- **Assignment**: The data below is to be set down exactly.

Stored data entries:
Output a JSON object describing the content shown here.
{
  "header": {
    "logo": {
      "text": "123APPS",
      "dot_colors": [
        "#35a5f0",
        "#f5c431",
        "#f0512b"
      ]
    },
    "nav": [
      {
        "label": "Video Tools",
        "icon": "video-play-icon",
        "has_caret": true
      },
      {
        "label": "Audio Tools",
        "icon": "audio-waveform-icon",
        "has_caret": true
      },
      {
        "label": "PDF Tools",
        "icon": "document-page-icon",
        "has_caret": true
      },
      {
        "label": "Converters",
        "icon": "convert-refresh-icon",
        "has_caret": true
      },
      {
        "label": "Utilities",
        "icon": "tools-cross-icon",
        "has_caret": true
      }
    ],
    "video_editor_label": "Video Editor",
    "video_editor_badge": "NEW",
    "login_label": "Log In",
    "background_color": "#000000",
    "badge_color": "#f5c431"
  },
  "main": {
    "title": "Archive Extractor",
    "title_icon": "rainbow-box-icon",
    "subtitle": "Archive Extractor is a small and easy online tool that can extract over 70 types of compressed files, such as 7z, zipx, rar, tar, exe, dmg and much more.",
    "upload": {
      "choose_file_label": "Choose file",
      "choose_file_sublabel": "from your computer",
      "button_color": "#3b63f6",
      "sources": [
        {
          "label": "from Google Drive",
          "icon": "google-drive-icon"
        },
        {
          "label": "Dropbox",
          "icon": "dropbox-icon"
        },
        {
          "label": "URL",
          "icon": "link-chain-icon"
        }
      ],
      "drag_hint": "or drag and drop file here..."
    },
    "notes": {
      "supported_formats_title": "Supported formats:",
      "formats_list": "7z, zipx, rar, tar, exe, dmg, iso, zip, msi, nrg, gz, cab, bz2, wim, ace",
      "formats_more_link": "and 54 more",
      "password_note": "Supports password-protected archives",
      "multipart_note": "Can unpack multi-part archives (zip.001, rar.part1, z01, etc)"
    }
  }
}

- **Result of the task**:
Output a JSON object describing the content shown here.
{
  "header": {
    "logo": {
      "text": "123APPS",
      "dot_colors": [
        "#35a5f0",
        "#f5c431",
        "#f0512b"
      ]
    },
    "nav": [
      {
        "label": "Video Tools",
        "icon": "video-play-icon",
        "has_caret": true
      },
      {
        "label": "Audio Tools",
        "icon": "audio-waveform-icon",
        "has_caret": true
      },
      {
        "label": "PDF Tools",
        "icon": "document-page-icon",
        "has_caret": true
      },
      {
        "label": "Converters",
        "icon": "convert-refresh-icon",
        "has_caret": true
      },
      {
        "label": "Utilities",
        "icon": "tools-cross-icon",
        "has_caret": true
      }
    ],
    "video_editor_label": "Video Editor",
    "video_editor_badge": "NEW",
    "login_label": "Log In",
    "background_color": "#000000",
    "badge_color": "#f5c431"
  },
  "main": {
    "title": "Archive Extractor",
    "title_icon": "rainbow-box-icon",
    "subtitle": "Archive Extractor is a small and easy online tool that can extract over 70 types of compressed files, such as 7z, zipx, rar, tar, exe, dmg and much more.",
    "upload": {
      "choose_file_label": "Choose file",
      "choose_file_sublabel": "from your computer",
      "button_color": "#3b63f6",
      "sources": [
        {
          "label": "from Google Drive",
          "icon": "google-drive-icon"
        },
        {
          "label": "Dropbox",
          "icon": "dropbox-icon"
        },
        {
          "label": "URL",
          "icon": "link-chain-icon"
        }
      ],
      "drag_hint": "or drag and drop file here..."
    },
    "notes": {
      "supported_formats_title": "Supported formats:",
      "formats_list": "7z, zipx, rar, tar, exe, dmg, iso, zip, msi, nrg, gz, cab, bz2, wim, ace",
      "formats_more_link": "and 54 more",
      "password_note": "Supports password-protected archives",
      "multipart_note": "Can unpack multi-part archives (zip.001, rar.part1, z01, etc)"
    }
  }
}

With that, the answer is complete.